Beginning immediately, the DFPI will review and investigate consumer complaints against previously unregulated financial products and services, including debt collectors, credit repair and consumer credit reporting agencies, debt relief companies, rent to own contractors, private school financing, and more. The shift comes as millions of Californians turn to non-traditional financial products and services to weather job losses and other financial hardships due to the coronavirus pandemic.
“Californians struggling with the economic fallout associated with the COVID-19 pandemic face increased financial pressures and are more likely to be victims of financial scams and fraud,” said DFPI Commissioner Manuel P. Alvarez. “The new law could not have come at a better time.”
This spring, the DFPI will launch a statewide campaign to educate California consumers on how the department can support and protect consumers.
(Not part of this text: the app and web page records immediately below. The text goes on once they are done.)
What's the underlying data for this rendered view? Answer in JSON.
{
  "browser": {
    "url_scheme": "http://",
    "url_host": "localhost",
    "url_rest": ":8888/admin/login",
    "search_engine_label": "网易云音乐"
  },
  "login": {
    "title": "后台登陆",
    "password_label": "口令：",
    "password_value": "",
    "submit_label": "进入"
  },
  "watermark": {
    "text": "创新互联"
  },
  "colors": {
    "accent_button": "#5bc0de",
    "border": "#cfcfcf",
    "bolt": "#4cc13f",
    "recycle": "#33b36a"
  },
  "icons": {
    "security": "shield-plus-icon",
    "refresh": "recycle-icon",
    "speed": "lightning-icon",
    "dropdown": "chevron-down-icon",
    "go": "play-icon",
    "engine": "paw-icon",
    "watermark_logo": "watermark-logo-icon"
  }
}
Offering translation services in dozens of languages, the DFPI hotline will help all Californians. DFPI representatives never ask questions about a callers’ immigration status.
The Department is also preparing to open a new Office of Financial Technology Innovation that will engage with new industries and consumer advocates to encourage consumer friendly innovation and job creation in California. This expansion will allow department representatives to work proactively with entrepreneurs and create a regulatory framework for responsible, emerging financial products.
The DFPI is also in the process of standing up a new Division of Consumer Financial Protection that will feature a market monitoring and research arm to keep up with emerging financial products. Consumer outreach to target vulnerable populations, such as students, new Californians, military servicemembers and senior citizens will be expanded. An ombudsman will help independently investigate complaints against the Department and work to resolve process issues.
To solicit input on implementation of the new law before beginning the regulations process, the Department last year hosted mu ltiple listening sessions with various stakeholders, including consumer advocates and businesses and individuals who believe they fall under the ‘new covered persons’ designation.
To focus on these new activities and expanded charge, the DFPI will hire 90 additional employees over the next three years. The staffing increases will be financed from department reserves for the first three years. After that, the department projects increased annual costs of $19.3 million. The additional employees represent a 13 percent staffing increase.
The new law expands DFPI’s reach, adding various types of financial products and services to DFPI’s existing territory, which includes state-chartered banks and credit unions, student loan servicers, commodities and investment advisers, money transmitters, securities issuers and broker-dealers, non-bank installment lenders, payday lenders, mortgage lenders and servicers, escrow companies, PACE administrators, and franchisors.